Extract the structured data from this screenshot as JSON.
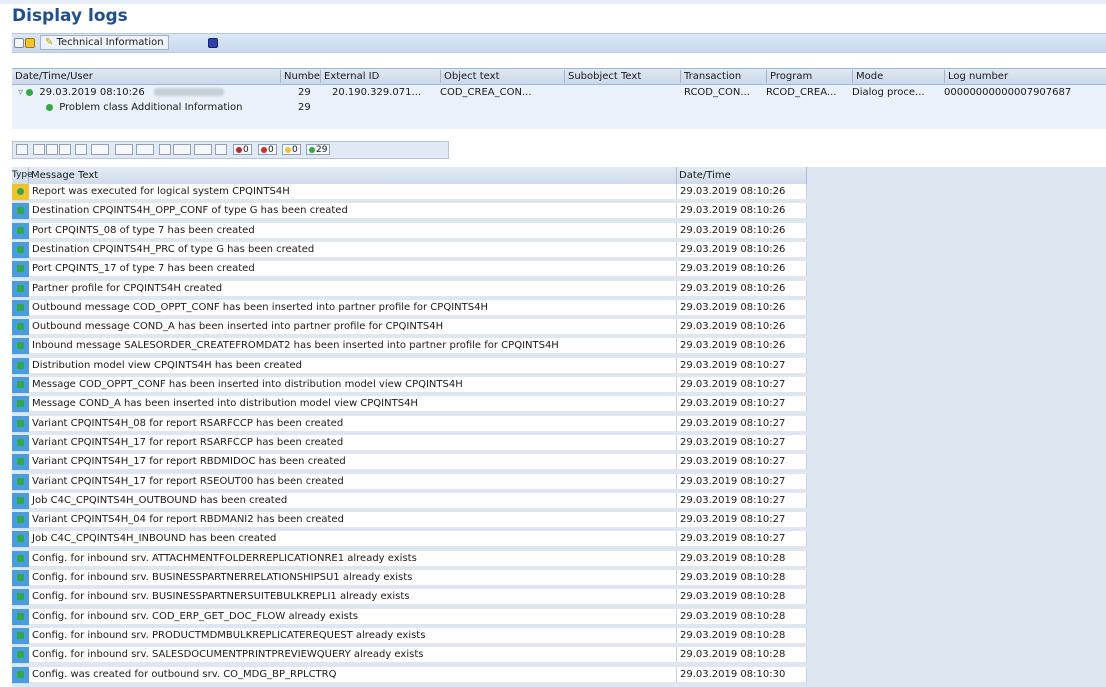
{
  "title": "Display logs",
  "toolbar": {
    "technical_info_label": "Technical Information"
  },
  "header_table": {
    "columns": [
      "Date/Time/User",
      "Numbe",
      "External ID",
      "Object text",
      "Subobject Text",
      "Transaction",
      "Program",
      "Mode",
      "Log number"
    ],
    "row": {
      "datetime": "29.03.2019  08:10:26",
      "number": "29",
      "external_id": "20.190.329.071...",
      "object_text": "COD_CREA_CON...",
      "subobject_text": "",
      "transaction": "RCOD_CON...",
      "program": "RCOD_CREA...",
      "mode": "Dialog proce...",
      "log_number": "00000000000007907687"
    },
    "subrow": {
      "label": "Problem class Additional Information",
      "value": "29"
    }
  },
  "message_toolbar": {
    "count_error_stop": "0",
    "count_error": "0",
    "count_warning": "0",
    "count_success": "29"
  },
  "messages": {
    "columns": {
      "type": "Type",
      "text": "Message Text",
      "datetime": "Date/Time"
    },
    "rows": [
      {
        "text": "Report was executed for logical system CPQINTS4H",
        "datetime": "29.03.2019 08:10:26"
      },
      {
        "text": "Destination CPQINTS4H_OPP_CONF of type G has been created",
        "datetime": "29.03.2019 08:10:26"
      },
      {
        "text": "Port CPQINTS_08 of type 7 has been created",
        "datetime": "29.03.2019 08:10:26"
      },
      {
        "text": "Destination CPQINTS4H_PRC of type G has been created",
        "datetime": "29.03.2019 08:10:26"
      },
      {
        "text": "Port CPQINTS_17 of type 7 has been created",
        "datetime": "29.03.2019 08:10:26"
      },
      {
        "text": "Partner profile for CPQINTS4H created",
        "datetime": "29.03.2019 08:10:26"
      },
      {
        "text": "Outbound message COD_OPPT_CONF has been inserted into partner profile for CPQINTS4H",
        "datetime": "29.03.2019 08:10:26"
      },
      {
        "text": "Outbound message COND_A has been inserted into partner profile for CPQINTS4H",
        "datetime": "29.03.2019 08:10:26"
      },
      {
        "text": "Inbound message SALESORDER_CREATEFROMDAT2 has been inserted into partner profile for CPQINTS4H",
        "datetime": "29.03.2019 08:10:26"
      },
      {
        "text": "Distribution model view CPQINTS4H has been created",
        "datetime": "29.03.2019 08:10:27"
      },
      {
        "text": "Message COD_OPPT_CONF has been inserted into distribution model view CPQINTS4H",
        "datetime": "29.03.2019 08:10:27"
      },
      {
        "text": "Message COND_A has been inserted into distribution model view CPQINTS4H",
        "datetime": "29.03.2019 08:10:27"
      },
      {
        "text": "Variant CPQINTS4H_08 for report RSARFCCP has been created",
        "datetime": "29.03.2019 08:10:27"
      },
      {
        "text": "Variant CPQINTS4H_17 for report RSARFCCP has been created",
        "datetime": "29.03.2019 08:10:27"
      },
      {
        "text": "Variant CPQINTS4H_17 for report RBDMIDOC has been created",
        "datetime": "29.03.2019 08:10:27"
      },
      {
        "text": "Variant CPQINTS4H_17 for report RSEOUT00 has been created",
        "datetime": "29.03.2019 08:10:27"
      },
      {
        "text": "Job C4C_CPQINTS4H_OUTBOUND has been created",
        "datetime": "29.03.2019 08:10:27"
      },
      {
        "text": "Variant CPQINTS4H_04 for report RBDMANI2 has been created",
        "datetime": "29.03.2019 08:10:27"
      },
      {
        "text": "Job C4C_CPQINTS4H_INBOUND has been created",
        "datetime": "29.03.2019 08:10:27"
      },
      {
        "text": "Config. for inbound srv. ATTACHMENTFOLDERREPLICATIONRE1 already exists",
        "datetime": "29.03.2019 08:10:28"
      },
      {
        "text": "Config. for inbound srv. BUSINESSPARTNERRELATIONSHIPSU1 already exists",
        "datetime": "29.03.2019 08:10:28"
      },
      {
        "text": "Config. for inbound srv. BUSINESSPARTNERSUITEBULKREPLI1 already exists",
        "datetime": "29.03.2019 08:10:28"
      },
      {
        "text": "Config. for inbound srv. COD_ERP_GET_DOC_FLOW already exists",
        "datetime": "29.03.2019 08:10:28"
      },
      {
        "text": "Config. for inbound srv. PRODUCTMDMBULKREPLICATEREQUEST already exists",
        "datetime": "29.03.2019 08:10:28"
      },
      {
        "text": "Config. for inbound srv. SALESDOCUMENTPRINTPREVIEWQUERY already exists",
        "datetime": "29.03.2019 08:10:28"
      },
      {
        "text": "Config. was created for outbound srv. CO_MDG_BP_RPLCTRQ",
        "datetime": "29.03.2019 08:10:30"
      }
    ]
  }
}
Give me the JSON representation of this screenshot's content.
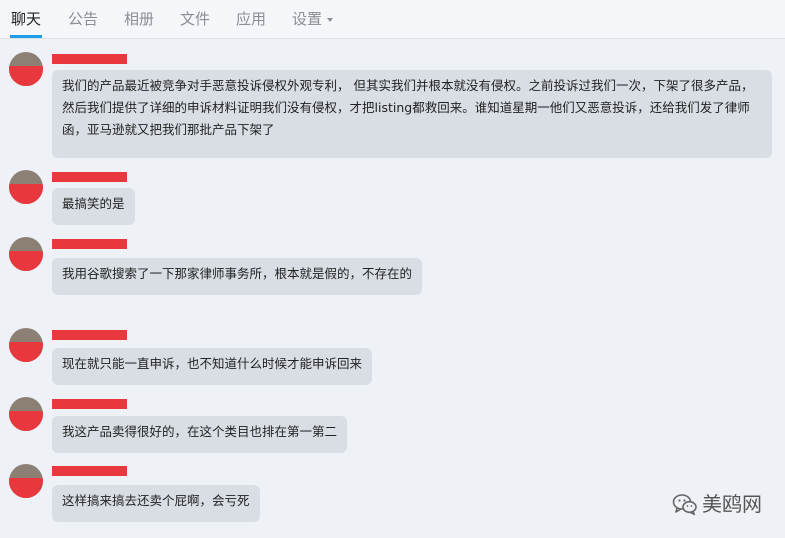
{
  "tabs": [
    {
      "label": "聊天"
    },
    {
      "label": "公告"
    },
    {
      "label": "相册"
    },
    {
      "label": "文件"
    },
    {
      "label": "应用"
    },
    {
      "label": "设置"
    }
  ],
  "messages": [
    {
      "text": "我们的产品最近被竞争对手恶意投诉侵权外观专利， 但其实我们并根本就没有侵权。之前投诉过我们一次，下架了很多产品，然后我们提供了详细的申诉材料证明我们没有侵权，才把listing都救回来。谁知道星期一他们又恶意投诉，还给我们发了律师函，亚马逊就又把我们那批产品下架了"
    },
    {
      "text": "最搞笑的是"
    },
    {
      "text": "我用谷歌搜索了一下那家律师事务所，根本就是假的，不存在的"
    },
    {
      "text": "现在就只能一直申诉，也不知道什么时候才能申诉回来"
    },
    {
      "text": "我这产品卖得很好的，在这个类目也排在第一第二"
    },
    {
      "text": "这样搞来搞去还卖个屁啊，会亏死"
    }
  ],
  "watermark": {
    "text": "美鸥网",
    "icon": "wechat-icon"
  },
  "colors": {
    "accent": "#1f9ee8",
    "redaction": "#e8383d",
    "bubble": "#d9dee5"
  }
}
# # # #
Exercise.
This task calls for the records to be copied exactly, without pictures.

Answer below.
Extract the structured data from this screenshot as JSON.
{
  "title": "Display logs",
  "toolbar": {
    "technical_info_label": "Technical Information"
  },
  "header_table": {
    "columns": [
      "Date/Time/User",
      "Numbe",
      "External ID",
      "Object text",
      "Subobject Text",
      "Transaction",
      "Program",
      "Mode",
      "Log number"
    ],
    "row": {
      "datetime": "29.03.2019  08:10:26",
      "number": "29",
      "external_id": "20.190.329.071...",
      "object_text": "COD_CREA_CON...",
      "subobject_text": "",
      "transaction": "RCOD_CON...",
      "program": "RCOD_CREA...",
      "mode": "Dialog proce...",
      "log_number": "00000000000007907687"
    },
    "subrow": {
      "label": "Problem class Additional Information",
      "value": "29"
    }
  },
  "message_toolbar": {
    "count_error_stop": "0",
    "count_error": "0",
    "count_warning": "0",
    "count_success": "29"
  },
  "messages": {
    "columns": {
      "type": "Type",
      "text": "Message Text",
      "datetime": "Date/Time"
    },
    "rows": [
      {
        "text": "Report was executed for logical system CPQINTS4H",
        "datetime": "29.03.2019 08:10:26"
      },
      {
        "text": "Destination CPQINTS4H_OPP_CONF of type G has been created",
        "datetime": "29.03.2019 08:10:26"
      },
      {
        "text": "Port CPQINTS_08 of type 7 has been created",
        "datetime": "29.03.2019 08:10:26"
      },
      {
        "text": "Destination CPQINTS4H_PRC of type G has been created",
        "datetime": "29.03.2019 08:10:26"
      },
      {
        "text": "Port CPQINTS_17 of type 7 has been created",
        "datetime": "29.03.2019 08:10:26"
      },
      {
        "text": "Partner profile for CPQINTS4H created",
        "datetime": "29.03.2019 08:10:26"
      },
      {
        "text": "Outbound message COD_OPPT_CONF has been inserted into partner profile for CPQINTS4H",
        "datetime": "29.03.2019 08:10:26"
      },
      {
        "text": "Outbound message COND_A has been inserted into partner profile for CPQINTS4H",
        "datetime": "29.03.2019 08:10:26"
      },
      {
        "text": "Inbound message SALESORDER_CREATEFROMDAT2 has been inserted into partner profile for CPQINTS4H",
        "datetime": "29.03.2019 08:10:26"
      },
      {
        "text": "Distribution model view CPQINTS4H has been created",
        "datetime": "29.03.2019 08:10:27"
      },
      {
        "text": "Message COD_OPPT_CONF has been inserted into distribution model view CPQINTS4H",
        "datetime": "29.03.2019 08:10:27"
      },
      {
        "text": "Message COND_A has been inserted into distribution model view CPQINTS4H",
        "datetime": "29.03.2019 08:10:27"
      },
      {
        "text": "Variant CPQINTS4H_08 for report RSARFCCP has been created",
        "datetime": "29.03.2019 08:10:27"
      },
      {
        "text": "Variant CPQINTS4H_17 for report RSARFCCP has been created",
        "datetime": "29.03.2019 08:10:27"
      },
      {
        "text": "Variant CPQINTS4H_17 for report RBDMIDOC has been created",
        "datetime": "29.03.2019 08:10:27"
      },
      {
        "text": "Variant CPQINTS4H_17 for report RSEOUT00 has been created",
        "datetime": "29.03.2019 08:10:27"
      },
      {
        "text": "Job C4C_CPQINTS4H_OUTBOUND has been created",
        "datetime": "29.03.2019 08:10:27"
      },
      {
        "text": "Variant CPQINTS4H_04 for report RBDMANI2 has been created",
        "datetime": "29.03.2019 08:10:27"
      },
      {
        "text": "Job C4C_CPQINTS4H_INBOUND has been created",
        "datetime": "29.03.2019 08:10:27"
      },
      {
        "text": "Config. for inbound srv. ATTACHMENTFOLDERREPLICATIONRE1 already exists",
        "datetime": "29.03.2019 08:10:28"
      },
      {
        "text": "Config. for inbound srv. BUSINESSPARTNERRELATIONSHIPSU1 already exists",
        "datetime": "29.03.2019 08:10:28"
      },
      {
        "text": "Config. for inbound srv. BUSINESSPARTNERSUITEBULKREPLI1 already exists",
        "datetime": "29.03.2019 08:10:28"
      },
      {
        "text": "Config. for inbound srv. COD_ERP_GET_DOC_FLOW already exists",
        "datetime": "29.03.2019 08:10:28"
      },
      {
        "text": "Config. for inbound srv. PRODUCTMDMBULKREPLICATEREQUEST already exists",
        "datetime": "29.03.2019 08:10:28"
      },
      {
        "text": "Config. for inbound srv. SALESDOCUMENTPRINTPREVIEWQUERY already exists",
        "datetime": "29.03.2019 08:10:28"
      },
      {
        "text": "Config. was created for outbound srv. CO_MDG_BP_RPLCTRQ",
        "datetime": "29.03.2019 08:10:30"
      }
    ]
  }
}
Give me the JSON representation of this screenshot's content.
{
  "tabs": [
    {
      "label": "聊天"
    },
    {
      "label": "公告"
    },
    {
      "label": "相册"
    },
    {
      "label": "文件"
    },
    {
      "label": "应用"
    },
    {
      "label": "设置"
    }
  ],
  "messages": [
    {
      "text": "我们的产品最近被竞争对手恶意投诉侵权外观专利， 但其实我们并根本就没有侵权。之前投诉过我们一次，下架了很多产品，然后我们提供了详细的申诉材料证明我们没有侵权，才把listing都救回来。谁知道星期一他们又恶意投诉，还给我们发了律师函，亚马逊就又把我们那批产品下架了"
    },
    {
      "text": "最搞笑的是"
    },
    {
      "text": "我用谷歌搜索了一下那家律师事务所，根本就是假的，不存在的"
    },
    {
      "text": "现在就只能一直申诉，也不知道什么时候才能申诉回来"
    },
    {
      "text": "我这产品卖得很好的，在这个类目也排在第一第二"
    },
    {
      "text": "这样搞来搞去还卖个屁啊，会亏死"
    }
  ],
  "watermark": {
    "text": "美鸥网",
    "icon": "wechat-icon"
  },
  "colors": {
    "accent": "#1f9ee8",
    "redaction": "#e8383d",
    "bubble": "#d9dee5"
  }
}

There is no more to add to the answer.